“The court has intervened and the lectures have obeyed its ruling, but nothing is being done. Now, the vice-chancellors and other university chiefs do not have any other option but to pounce on us parents to request extra money in the name of increment.
“It is not going to work. This is because the pressure is already too much on us. Where do they expect us to raise money to go and pay for these high school fees?”
He also urged the government to caution the universities, noting that the hike in fees might lead to an increase in the number of dropouts from the institutions.
The PTA boss added, “The government should do the needful by calling the attention of the university authorities to address the matter. We are managing and squeezing our pockets to be able to afford the current fees. Some of the self-sponsored students will drop out. It has not been easy sponsoring our children; so, the government must intervene, else we will know that they don’t have us at heart.
“The universities cannot just do what they feel like doing without the consent of the government, which owns the institutions. We call on the government, as a matter of urgency, to do the needful.
“This will make most of our children drop out and join crime. Insecurity will increase. Most of our children will become frustrated and pushed into negative vices. The government needs to help us.”
‘Education isn’t cheap’
Speaking in an interview with one of our correspondents, the Programme Director, Reform Education Nigeria, Ruth Oluwatoyin, noted that the federal universities had the right to increase school fees.
She stated, “The universities cannot sustain themselves based on what they get from the government and the school fees being paid. In fact, students in federal universities don’t pay school fees. In some private universities, Law costs about N1m per session, while some federal universities charge less than N100,000.
“The universities can’t be sustained that way. Tertiary education is not cheap anywhere in the world and that is why some of us are happy about the introduction of the student loan bill by the National Assembly; this will ease education financing. Universities will be able to charge as much as they want.”
An education expert, Dr Dipo Awojide, said, “The model for funding the higher education sector that we have used since the 1980s has largely failed. It has not been sustainable and this is one of the reasons the Academic Staff Union of Universities has repeatedly gone on strike in the last 40 years.
“We need to do things differently going forward. Full autonomy for all our federal universities should be considered. Investments in real estate, grants from the government, philanthropy from individuals and industry partners, endowment from alumni, research grants and tuition fees from students are different revenue generating sources that can be considered by all federal universities in Nigeria.”
‘Stop frustrating lecturers’
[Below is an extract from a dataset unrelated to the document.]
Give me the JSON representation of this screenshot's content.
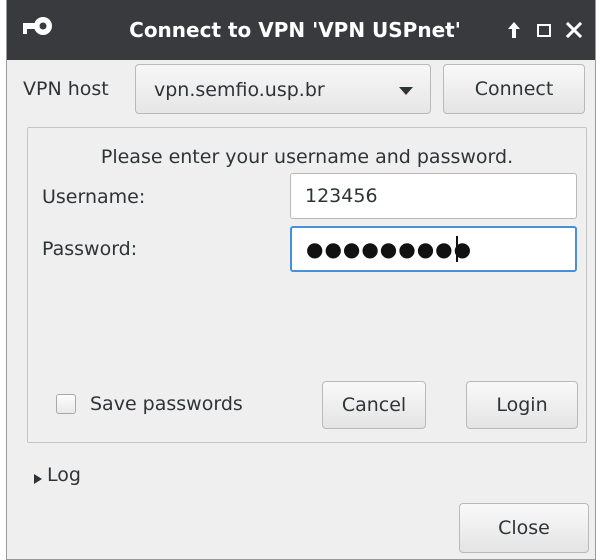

A former President of NANS, Danielson Akpan, called on the Federal Government to stop frustrating members of ASUU through the non-payment of salaries.
Akpan told Saturday PUNCH, “The Federal Government can also make sure it resolves this crisis without necessarily having to pay half salaries to ASUU members or owe them as punishment since the matter is pending in court.
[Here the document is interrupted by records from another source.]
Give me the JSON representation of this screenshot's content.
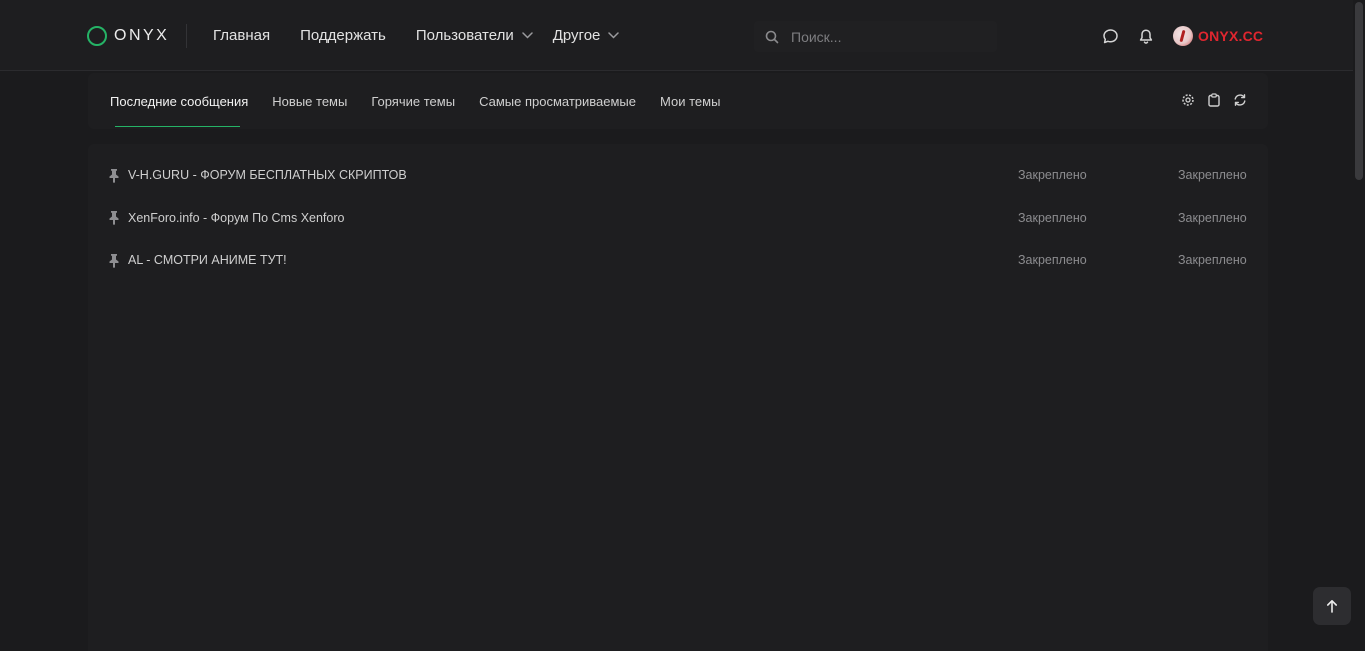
{
  "brand": {
    "name": "ONYX",
    "accent": "#25b366"
  },
  "nav": {
    "items": [
      {
        "label": "Главная",
        "dropdown": false
      },
      {
        "label": "Поддержать",
        "dropdown": false
      },
      {
        "label": "Пользователи",
        "dropdown": true
      },
      {
        "label": "Другое",
        "dropdown": true
      }
    ]
  },
  "search": {
    "placeholder": "Поиск...",
    "value": ""
  },
  "header_icons": [
    "chat-icon",
    "bell-icon"
  ],
  "user": {
    "name": "ONYX.CC",
    "color": "#e0262f"
  },
  "tabs": {
    "items": [
      {
        "label": "Последние сообщения",
        "active": true
      },
      {
        "label": "Новые темы",
        "active": false
      },
      {
        "label": "Горячие темы",
        "active": false
      },
      {
        "label": "Самые просматриваемые",
        "active": false
      },
      {
        "label": "Мои темы",
        "active": false
      }
    ],
    "actions": [
      "settings-icon",
      "clipboard-icon",
      "refresh-icon"
    ]
  },
  "threads": [
    {
      "title": "V-H.GURU - ФОРУМ БЕСПЛАТНЫХ СКРИПТОВ",
      "col1": "Закреплено",
      "col2": "Закреплено"
    },
    {
      "title": "XenForo.info - Форум По Cms Xenforo",
      "col1": "Закреплено",
      "col2": "Закреплено"
    },
    {
      "title": "AL - СМОТРИ АНИМЕ ТУТ!",
      "col1": "Закреплено",
      "col2": "Закреплено"
    }
  ]
}
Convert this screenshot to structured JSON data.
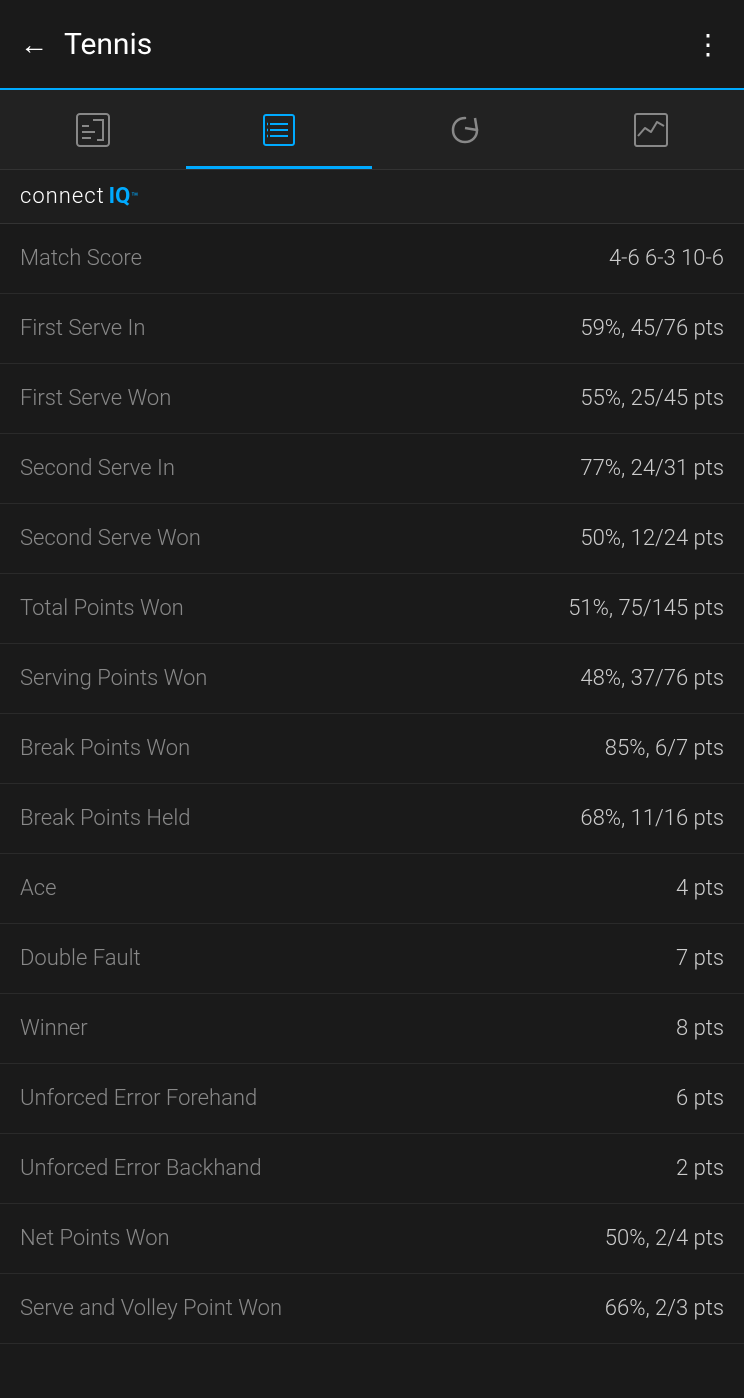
{
  "header": {
    "back_label": "←",
    "title": "Tennis",
    "menu_icon": "⋮"
  },
  "tabs": [
    {
      "id": "activity",
      "label": "Activity",
      "active": false
    },
    {
      "id": "list",
      "label": "List",
      "active": true
    },
    {
      "id": "replay",
      "label": "Replay",
      "active": false
    },
    {
      "id": "chart",
      "label": "Chart",
      "active": false
    }
  ],
  "banner": {
    "connect": "connect",
    "iq": "IQ",
    "trademark": "™"
  },
  "stats": [
    {
      "label": "Match Score",
      "value": "4-6 6-3 10-6"
    },
    {
      "label": "First Serve In",
      "value": "59%, 45/76 pts"
    },
    {
      "label": "First Serve Won",
      "value": "55%, 25/45 pts"
    },
    {
      "label": "Second Serve In",
      "value": "77%, 24/31 pts"
    },
    {
      "label": "Second Serve Won",
      "value": "50%, 12/24 pts"
    },
    {
      "label": "Total Points Won",
      "value": "51%, 75/145 pts"
    },
    {
      "label": "Serving Points Won",
      "value": "48%, 37/76 pts"
    },
    {
      "label": "Break Points Won",
      "value": "85%, 6/7 pts"
    },
    {
      "label": "Break Points Held",
      "value": "68%, 11/16 pts"
    },
    {
      "label": "Ace",
      "value": "4 pts"
    },
    {
      "label": "Double Fault",
      "value": "7 pts"
    },
    {
      "label": "Winner",
      "value": "8 pts"
    },
    {
      "label": "Unforced Error Forehand",
      "value": "6 pts"
    },
    {
      "label": "Unforced Error Backhand",
      "value": "2 pts"
    },
    {
      "label": "Net Points Won",
      "value": "50%, 2/4 pts"
    },
    {
      "label": "Serve and Volley Point Won",
      "value": "66%, 2/3 pts"
    }
  ],
  "colors": {
    "accent": "#00aaff",
    "background": "#1a1a1a",
    "text_primary": "#ffffff",
    "text_secondary": "#888888",
    "text_value": "#cccccc"
  }
}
“Regardless of that, they have complied by also going back to the classroom; so, the Federal Government should tone down on efforts aimed at frustrating the lecturers.”
He also urged the lecturers “to know that their job is service to the nation. They must be ready to tone down on activism. They are not doing it only for the payment, but also for the betterment of the country.”
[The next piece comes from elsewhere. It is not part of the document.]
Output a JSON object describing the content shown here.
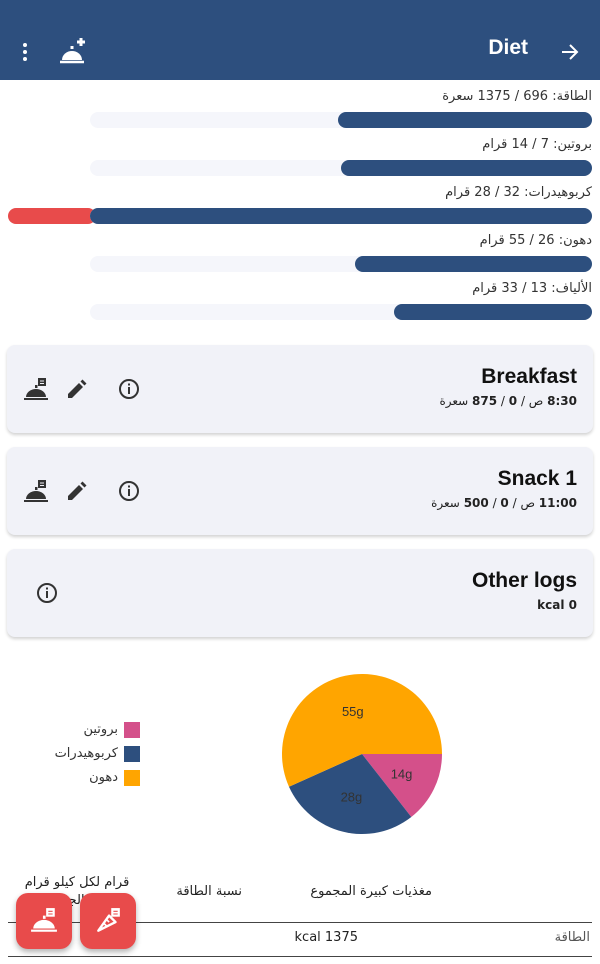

Akpan stated that the Federal Government and ASUU must put students at the core of their interests to avoid another strike in the university system.
He noted that ASUU’s interest and that of the Federal Government must align for the benefit of the students and the entire university system.